By Dave Carpenter, AP Personal Finance Writer
As Theodore Roosevelt once said: "Old age is like everything else. To make a success of it, you've got to start young." But it's not too late for baby boomers who put off retirement planning and haven't saved enough. Here are five key steps:
HAVE A PLAN
Educate yourself about your complete financial picture and your options. You don't have to obsess about reaching The Number — the amount a financial adviser or retirement calculator says you'll need to retire comfortably. But having an idea of your expected monthly income and expenses in retirement is essential. Many financial sites offer retirement calculators; AARP has a newly revamped planning calculator.

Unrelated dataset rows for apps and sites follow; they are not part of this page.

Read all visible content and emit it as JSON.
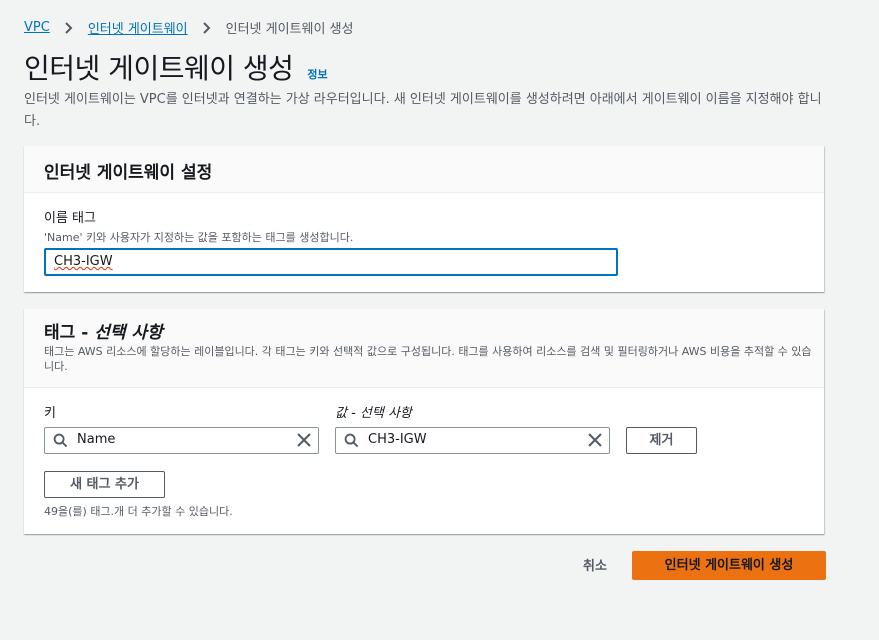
{
  "breadcrumb": {
    "item1": "VPC",
    "item2": "인터넷 게이트웨이",
    "current": "인터넷 게이트웨이 생성"
  },
  "page": {
    "title": "인터넷 게이트웨이 생성",
    "info_link": "정보",
    "description": "인터넷 게이트웨이는 VPC를 인터넷과 연결하는 가상 라우터입니다. 새 인터넷 게이트웨이를 생성하려면 아래에서 게이트웨이 이름을 지정해야 합니다."
  },
  "settings_panel": {
    "heading": "인터넷 게이트웨이 설정",
    "name_tag_label": "이름 태그",
    "name_tag_help": "'Name' 키와 사용자가 지정하는 값을 포함하는 태그를 생성합니다.",
    "name_tag_value": "CH3-IGW"
  },
  "tags_panel": {
    "heading_prefix": "태그 - ",
    "heading_optional": "선택 사항",
    "description": "태그는 AWS 리소스에 할당하는 레이블입니다. 각 태그는 키와 선택적 값으로 구성됩니다. 태그를 사용하여 리소스를 검색 및 필터링하거나 AWS 비용을 추적할 수 있습니다.",
    "key_label": "키",
    "value_label": "값 - 선택 사항",
    "key_value": "Name",
    "value_value": "CH3-IGW",
    "remove_label": "제거",
    "add_tag_label": "새 태그 추가",
    "remaining_note": "49을(를) 태그.개 더 추가할 수 있습니다."
  },
  "footer": {
    "cancel_label": "취소",
    "create_label": "인터넷 게이트웨이 생성"
  },
  "colors": {
    "link": "#0073bb",
    "primary": "#ec7211",
    "background": "#f2f3f3"
  }
}
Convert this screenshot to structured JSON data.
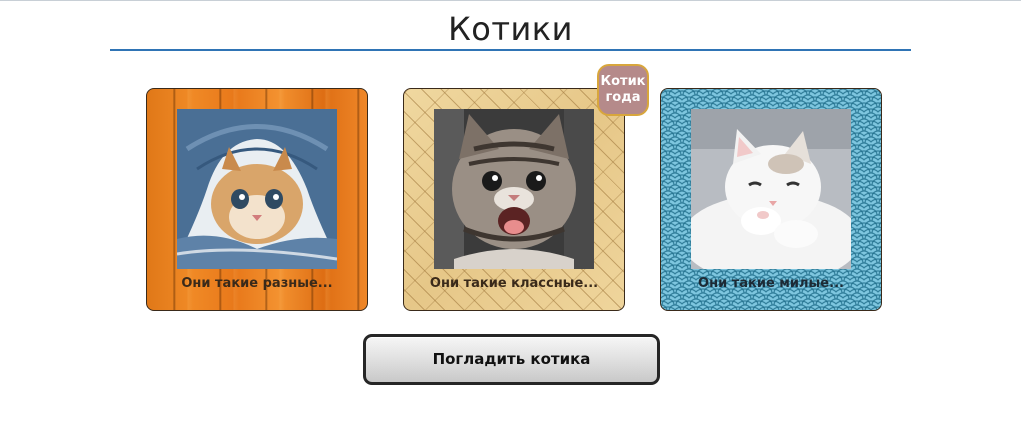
{
  "page": {
    "title": "Котики",
    "accent_color": "#2f74b5"
  },
  "cards": [
    {
      "caption": "Они такие разные...",
      "background": "orange-wood-planks",
      "photo": "kitten-in-denim"
    },
    {
      "caption": "Они такие классные...",
      "background": "tan-parquet",
      "photo": "kitten-open-mouth",
      "badge": [
        "Котик",
        "года"
      ]
    },
    {
      "caption": "Они такие милые...",
      "background": "blue-wave-pattern",
      "photo": "white-kitten-sleepy"
    }
  ],
  "button": {
    "label": "Погладить котика"
  }
}
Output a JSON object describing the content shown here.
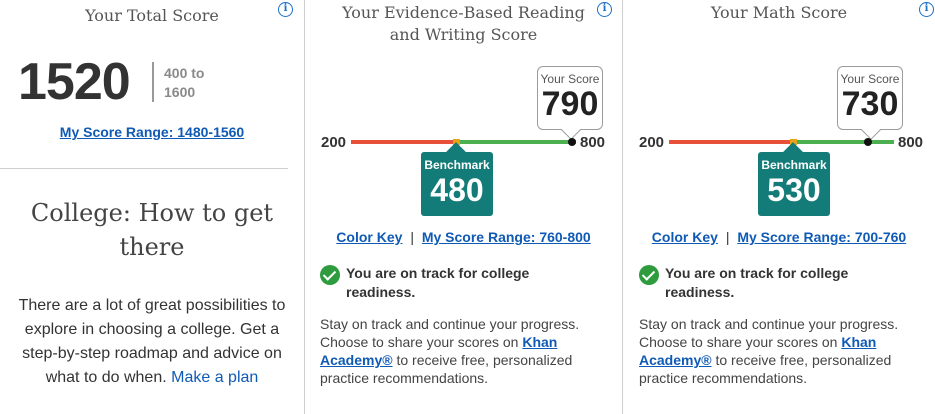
{
  "total": {
    "title": "Your Total Score",
    "score": "1520",
    "range_line1": "400 to",
    "range_line2": "1600",
    "score_range_link": "My Score Range: 1480-1560"
  },
  "college": {
    "title_line1": "College: How to get",
    "title_line2": "there",
    "body": "There are a lot of great possibilities to explore in choosing a college. Get a step-by-step roadmap and advice on what to do when.",
    "plan_link": "Make a plan"
  },
  "info_icon_glyph": "i",
  "sections": {
    "ebrw": {
      "title_line1": "Your Evidence-Based Reading",
      "title_line2": "and Writing Score",
      "scale_min": "200",
      "scale_max": "800",
      "your_score_label": "Your Score",
      "your_score": "790",
      "benchmark_label": "Benchmark",
      "benchmark": "480",
      "score_value": 790,
      "benchmark_value": 480,
      "color_key_link": "Color Key",
      "separator": "|",
      "score_range_link": "My Score Range: 760-800",
      "on_track_line1": "You are on track for college",
      "on_track_line2": "readiness.",
      "advice_prefix": "Stay on track and continue your progress. Choose to share your scores on",
      "khan_link": "Khan Academy®",
      "advice_suffix": "to receive free, personalized practice recommendations."
    },
    "math": {
      "title_line1": "Your Math Score",
      "scale_min": "200",
      "scale_max": "800",
      "your_score_label": "Your Score",
      "your_score": "730",
      "benchmark_label": "Benchmark",
      "benchmark": "530",
      "score_value": 730,
      "benchmark_value": 530,
      "color_key_link": "Color Key",
      "separator": "|",
      "score_range_link": "My Score Range: 700-760",
      "on_track_line1": "You are on track for college",
      "on_track_line2": "readiness.",
      "advice_prefix": "Stay on track and continue your progress. Choose to share your scores on",
      "khan_link": "Khan Academy®",
      "advice_suffix": "to receive free, personalized practice recommendations."
    }
  },
  "colors": {
    "below_benchmark": "#e8503a",
    "near_benchmark": "#e8a317",
    "above_benchmark": "#4caf50",
    "benchmark_box": "#137c78",
    "link": "#0f5ab5"
  }
}
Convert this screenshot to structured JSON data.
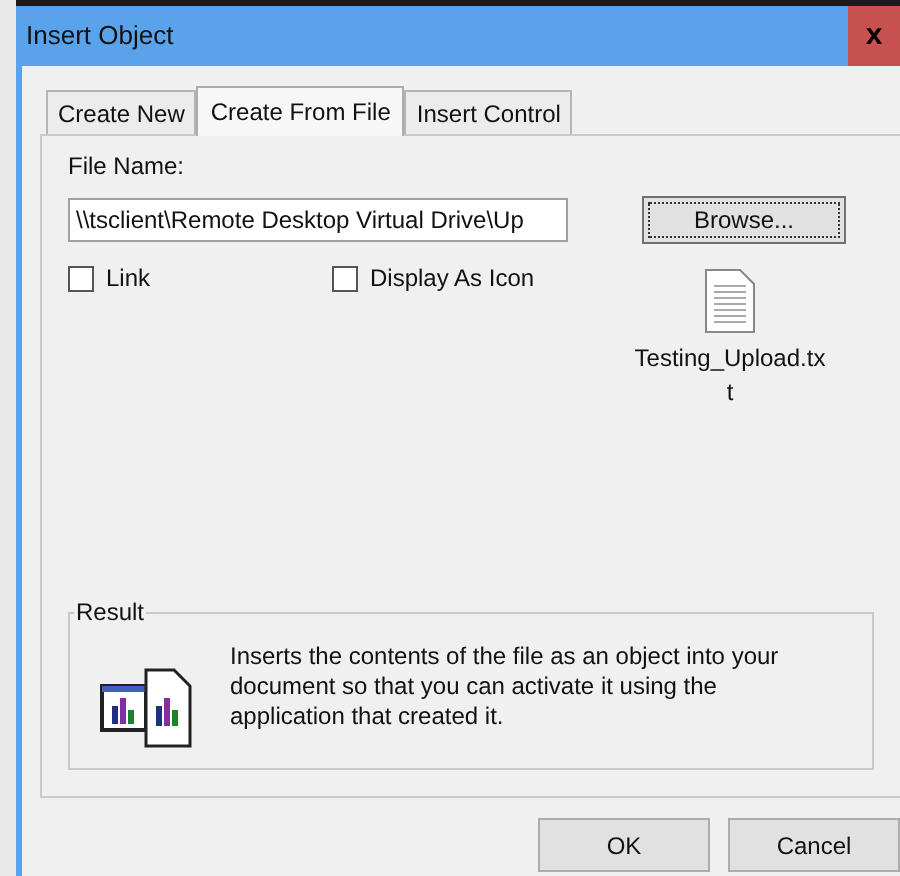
{
  "window": {
    "title": "Insert Object",
    "close": "x"
  },
  "tabs": [
    {
      "label": "Create New",
      "selected": false
    },
    {
      "label": "Create From File",
      "selected": true
    },
    {
      "label": "Insert Control",
      "selected": false
    }
  ],
  "file_name": {
    "label": "File Name:",
    "value": "\\\\tsclient\\Remote Desktop Virtual Drive\\Up"
  },
  "browse_button": "Browse...",
  "options": [
    {
      "label": "Link",
      "checked": false
    },
    {
      "label": "Display As Icon",
      "checked": false
    }
  ],
  "file_icon_caption": "Testing_Upload.txt",
  "result": {
    "title": "Result",
    "text": "Inserts the contents of the file as an object into your document so that you can activate it using the application that created it."
  },
  "buttons": [
    "OK",
    "Cancel"
  ]
}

Set savings goals you can reach, step by step. If you're still working, allocate any money from raises to retirement savings. Increase your 401(k) contribution by 1 percent increments every few months so you adjust better to having less to spend.
Working longer doesn't mean you have to save every extra penny. A key benefit of this approach is that it allows your existing savings additional time to grow, so you may be able to spend more on leisure during those years while you're still healthy and active.